→ **Prompt**:
Whether an entry is long or short, retype it exactly.

(Collected data entries)
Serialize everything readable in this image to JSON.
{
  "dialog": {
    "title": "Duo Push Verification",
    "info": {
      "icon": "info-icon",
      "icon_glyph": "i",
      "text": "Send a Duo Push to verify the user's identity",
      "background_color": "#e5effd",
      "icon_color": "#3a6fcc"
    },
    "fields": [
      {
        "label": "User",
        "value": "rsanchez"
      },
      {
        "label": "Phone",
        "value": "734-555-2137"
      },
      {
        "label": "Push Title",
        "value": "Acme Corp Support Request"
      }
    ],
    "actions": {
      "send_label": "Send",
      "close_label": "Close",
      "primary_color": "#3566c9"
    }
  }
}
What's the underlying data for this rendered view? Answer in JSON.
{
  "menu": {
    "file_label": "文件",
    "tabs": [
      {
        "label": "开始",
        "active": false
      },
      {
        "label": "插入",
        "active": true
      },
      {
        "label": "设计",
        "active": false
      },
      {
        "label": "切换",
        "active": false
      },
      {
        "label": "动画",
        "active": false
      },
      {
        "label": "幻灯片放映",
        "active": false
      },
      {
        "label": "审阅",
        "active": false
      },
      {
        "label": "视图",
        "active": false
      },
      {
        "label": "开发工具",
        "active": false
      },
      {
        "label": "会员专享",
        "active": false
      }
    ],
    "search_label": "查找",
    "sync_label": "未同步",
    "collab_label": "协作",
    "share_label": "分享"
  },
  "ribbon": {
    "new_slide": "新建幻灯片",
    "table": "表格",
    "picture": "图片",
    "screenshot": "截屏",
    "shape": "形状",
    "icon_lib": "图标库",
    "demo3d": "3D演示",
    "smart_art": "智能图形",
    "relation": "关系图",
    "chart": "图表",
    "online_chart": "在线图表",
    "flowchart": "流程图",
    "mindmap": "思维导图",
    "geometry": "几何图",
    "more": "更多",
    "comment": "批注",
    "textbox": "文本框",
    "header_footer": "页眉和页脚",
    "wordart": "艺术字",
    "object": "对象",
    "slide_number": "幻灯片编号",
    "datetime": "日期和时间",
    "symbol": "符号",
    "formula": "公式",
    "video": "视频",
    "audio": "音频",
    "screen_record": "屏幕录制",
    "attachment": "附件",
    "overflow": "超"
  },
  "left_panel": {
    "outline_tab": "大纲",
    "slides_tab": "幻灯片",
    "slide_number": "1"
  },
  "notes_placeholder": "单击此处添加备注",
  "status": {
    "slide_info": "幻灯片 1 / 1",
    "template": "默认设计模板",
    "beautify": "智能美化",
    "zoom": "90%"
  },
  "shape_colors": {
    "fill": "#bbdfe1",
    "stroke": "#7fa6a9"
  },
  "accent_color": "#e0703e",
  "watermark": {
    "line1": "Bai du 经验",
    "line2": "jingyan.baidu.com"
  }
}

→ **Written reply**:
Serialize everything readable in this image to JSON.
{
  "dialog": {
    "title": "Duo Push Verification",
    "info": {
      "icon": "info-icon",
      "icon_glyph": "i",
      "text": "Send a Duo Push to verify the user's identity",
      "background_color": "#e5effd",
      "icon_color": "#3a6fcc"
    },
    "fields": [
      {
        "label": "User",
        "value": "rsanchez"
      },
      {
        "label": "Phone",
        "value": "734-555-2137"
      },
      {
        "label": "Push Title",
        "value": "Acme Corp Support Request"
      }
    ],
    "actions": {
      "send_label": "Send",
      "close_label": "Close",
      "primary_color": "#3566c9"
    }
  }
}
What's the underlying data for this rendered view? Answer in JSON.
{
  "menu": {
    "file_label": "文件",
    "tabs": [
      {
        "label": "开始",
        "active": false
      },
      {
        "label": "插入",
        "active": true
      },
      {
        "label": "设计",
        "active": false
      },
      {
        "label": "切换",
        "active": false
      },
      {
        "label": "动画",
        "active": false
      },
      {
        "label": "幻灯片放映",
        "active": false
      },
      {
        "label": "审阅",
        "active": false
      },
      {
        "label": "视图",
        "active": false
      },
      {
        "label": "开发工具",
        "active": false
      },
      {
        "label": "会员专享",
        "active": false
      }
    ],
    "search_label": "查找",
    "sync_label": "未同步",
    "collab_label": "协作",
    "share_label": "分享"
  },
  "ribbon": {
    "new_slide": "新建幻灯片",
    "table": "表格",
    "picture": "图片",
    "screenshot": "截屏",
    "shape": "形状",
    "icon_lib": "图标库",
    "demo3d": "3D演示",
    "smart_art": "智能图形",
    "relation": "关系图",
    "chart": "图表",
    "online_chart": "在线图表",
    "flowchart": "流程图",
    "mindmap": "思维导图",
    "geometry": "几何图",
    "more": "更多",
    "comment": "批注",
    "textbox": "文本框",
    "header_footer": "页眉和页脚",
    "wordart": "艺术字",
    "object": "对象",
    "slide_number": "幻灯片编号",
    "datetime": "日期和时间",
    "symbol": "符号",
    "formula": "公式",
    "video": "视频",
    "audio": "音频",
    "screen_record": "屏幕录制",
    "attachment": "附件",
    "overflow": "超"
  },
  "left_panel": {
    "outline_tab": "大纲",
    "slides_tab": "幻灯片",
    "slide_number": "1"
  },
  "notes_placeholder": "单击此处添加备注",
  "status": {
    "slide_info": "幻灯片 1 / 1",
    "template": "默认设计模板",
    "beautify": "智能美化",
    "zoom": "90%"
  },
  "shape_colors": {
    "fill": "#bbdfe1",
    "stroke": "#7fa6a9"
  },
  "accent_color": "#e0703e",
  "watermark": {
    "line1": "Bai du 经验",
    "line2": "jingyan.baidu.com"
  }
}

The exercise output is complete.